The new Java Virtual Machine (JVM) allows Java applications--from games to collaboration software--to run on Windows XP.
Sun says the new JVM will also offer new multimedia and animation support as well as enhanced performance, among other things.
"We're committed to delivering the best interactive user experience on the Web through Java technology," said Rich Green, vice president of Java and XML software at Sun, in a statement.
Sun expects Web publishers, developers and enthusiasts to preview the new JVM. It can be found on the company's Java Web site.
Sun sued Microsoft for $35 million in 1997, saying Microsoft breached its contract by trying to extend Java so it would work differently, and presumably better, on Windows computers.
As part of a settlement of the lawsuit in January, Microsoft lost its license to use the latest version of Java technology in its products. The company is permitted to use an older version of Java in products for the next seven years.

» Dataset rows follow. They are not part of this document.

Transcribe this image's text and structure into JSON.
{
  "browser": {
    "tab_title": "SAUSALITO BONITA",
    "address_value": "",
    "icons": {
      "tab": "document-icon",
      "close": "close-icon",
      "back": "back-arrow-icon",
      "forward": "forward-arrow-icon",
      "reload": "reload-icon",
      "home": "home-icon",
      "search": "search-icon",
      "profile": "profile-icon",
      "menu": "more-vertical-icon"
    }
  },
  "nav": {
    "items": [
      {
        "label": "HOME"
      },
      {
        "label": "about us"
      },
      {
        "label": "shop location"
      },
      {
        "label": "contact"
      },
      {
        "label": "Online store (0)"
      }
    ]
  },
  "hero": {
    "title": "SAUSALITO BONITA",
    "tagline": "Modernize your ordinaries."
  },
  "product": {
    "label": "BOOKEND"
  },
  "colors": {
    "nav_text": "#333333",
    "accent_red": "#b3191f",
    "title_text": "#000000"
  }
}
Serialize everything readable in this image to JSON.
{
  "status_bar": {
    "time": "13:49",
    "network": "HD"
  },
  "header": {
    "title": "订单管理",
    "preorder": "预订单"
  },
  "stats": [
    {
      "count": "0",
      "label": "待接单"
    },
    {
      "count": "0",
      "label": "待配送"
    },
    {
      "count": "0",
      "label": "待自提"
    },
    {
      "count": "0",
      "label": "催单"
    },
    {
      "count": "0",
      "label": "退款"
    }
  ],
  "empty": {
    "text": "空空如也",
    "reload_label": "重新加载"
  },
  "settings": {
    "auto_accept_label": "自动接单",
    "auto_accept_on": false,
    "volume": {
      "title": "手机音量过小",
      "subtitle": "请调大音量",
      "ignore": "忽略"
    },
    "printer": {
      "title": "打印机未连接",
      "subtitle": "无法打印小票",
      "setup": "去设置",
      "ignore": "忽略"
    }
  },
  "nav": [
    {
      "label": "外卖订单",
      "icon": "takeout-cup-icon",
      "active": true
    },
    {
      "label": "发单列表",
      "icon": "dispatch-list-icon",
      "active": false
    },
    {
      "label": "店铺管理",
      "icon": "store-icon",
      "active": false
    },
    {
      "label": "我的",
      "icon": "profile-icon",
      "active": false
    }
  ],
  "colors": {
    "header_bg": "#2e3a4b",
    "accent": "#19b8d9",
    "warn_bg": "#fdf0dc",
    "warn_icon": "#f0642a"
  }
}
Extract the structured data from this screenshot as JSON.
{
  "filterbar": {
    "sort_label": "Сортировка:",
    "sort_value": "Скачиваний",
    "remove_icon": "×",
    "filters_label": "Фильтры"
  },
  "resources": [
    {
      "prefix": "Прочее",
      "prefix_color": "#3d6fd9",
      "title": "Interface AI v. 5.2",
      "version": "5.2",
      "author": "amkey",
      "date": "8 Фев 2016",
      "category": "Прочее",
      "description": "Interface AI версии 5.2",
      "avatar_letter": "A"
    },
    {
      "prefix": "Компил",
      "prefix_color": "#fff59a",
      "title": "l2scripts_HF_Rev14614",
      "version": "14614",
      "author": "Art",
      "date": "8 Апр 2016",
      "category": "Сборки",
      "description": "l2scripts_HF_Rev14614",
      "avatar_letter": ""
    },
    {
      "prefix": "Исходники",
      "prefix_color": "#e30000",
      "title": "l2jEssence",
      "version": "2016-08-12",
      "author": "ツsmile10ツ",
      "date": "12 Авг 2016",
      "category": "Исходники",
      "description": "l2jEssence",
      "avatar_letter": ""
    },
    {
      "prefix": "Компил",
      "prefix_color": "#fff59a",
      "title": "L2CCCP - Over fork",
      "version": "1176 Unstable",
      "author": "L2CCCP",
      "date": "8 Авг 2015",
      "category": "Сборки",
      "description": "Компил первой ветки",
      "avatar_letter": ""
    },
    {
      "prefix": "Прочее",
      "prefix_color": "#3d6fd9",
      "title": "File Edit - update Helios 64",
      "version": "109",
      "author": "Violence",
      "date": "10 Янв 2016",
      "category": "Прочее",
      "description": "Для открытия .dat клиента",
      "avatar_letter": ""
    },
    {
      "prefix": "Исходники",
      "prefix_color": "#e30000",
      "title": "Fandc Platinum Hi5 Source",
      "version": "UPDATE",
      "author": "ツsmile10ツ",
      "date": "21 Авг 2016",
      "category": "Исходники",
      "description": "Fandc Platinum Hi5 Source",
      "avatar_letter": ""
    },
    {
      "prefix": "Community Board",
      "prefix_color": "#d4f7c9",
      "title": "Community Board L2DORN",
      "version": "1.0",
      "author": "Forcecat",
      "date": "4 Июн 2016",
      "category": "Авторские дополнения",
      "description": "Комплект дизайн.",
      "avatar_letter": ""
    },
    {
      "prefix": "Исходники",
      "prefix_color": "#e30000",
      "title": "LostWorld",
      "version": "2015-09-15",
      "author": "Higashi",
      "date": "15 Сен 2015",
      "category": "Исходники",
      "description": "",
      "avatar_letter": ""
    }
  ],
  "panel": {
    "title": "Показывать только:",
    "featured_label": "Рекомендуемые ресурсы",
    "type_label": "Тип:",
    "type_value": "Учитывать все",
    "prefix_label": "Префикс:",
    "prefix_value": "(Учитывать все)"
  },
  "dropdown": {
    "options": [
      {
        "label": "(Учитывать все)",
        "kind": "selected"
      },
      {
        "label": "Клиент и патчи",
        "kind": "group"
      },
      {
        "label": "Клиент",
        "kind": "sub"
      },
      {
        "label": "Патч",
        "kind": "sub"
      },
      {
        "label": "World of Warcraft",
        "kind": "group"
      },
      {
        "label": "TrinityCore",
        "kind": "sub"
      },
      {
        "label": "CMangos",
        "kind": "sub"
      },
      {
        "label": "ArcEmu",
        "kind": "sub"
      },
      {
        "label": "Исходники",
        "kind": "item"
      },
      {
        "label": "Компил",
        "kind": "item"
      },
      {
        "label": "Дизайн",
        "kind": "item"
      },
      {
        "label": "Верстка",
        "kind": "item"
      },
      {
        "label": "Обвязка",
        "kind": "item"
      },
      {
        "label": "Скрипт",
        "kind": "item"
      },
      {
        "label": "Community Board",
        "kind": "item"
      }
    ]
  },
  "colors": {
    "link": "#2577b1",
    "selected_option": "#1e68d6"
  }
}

However, Microsoft in July decided to remove the JVM software from its Windows XP operating system and Internet Explorer Web browser.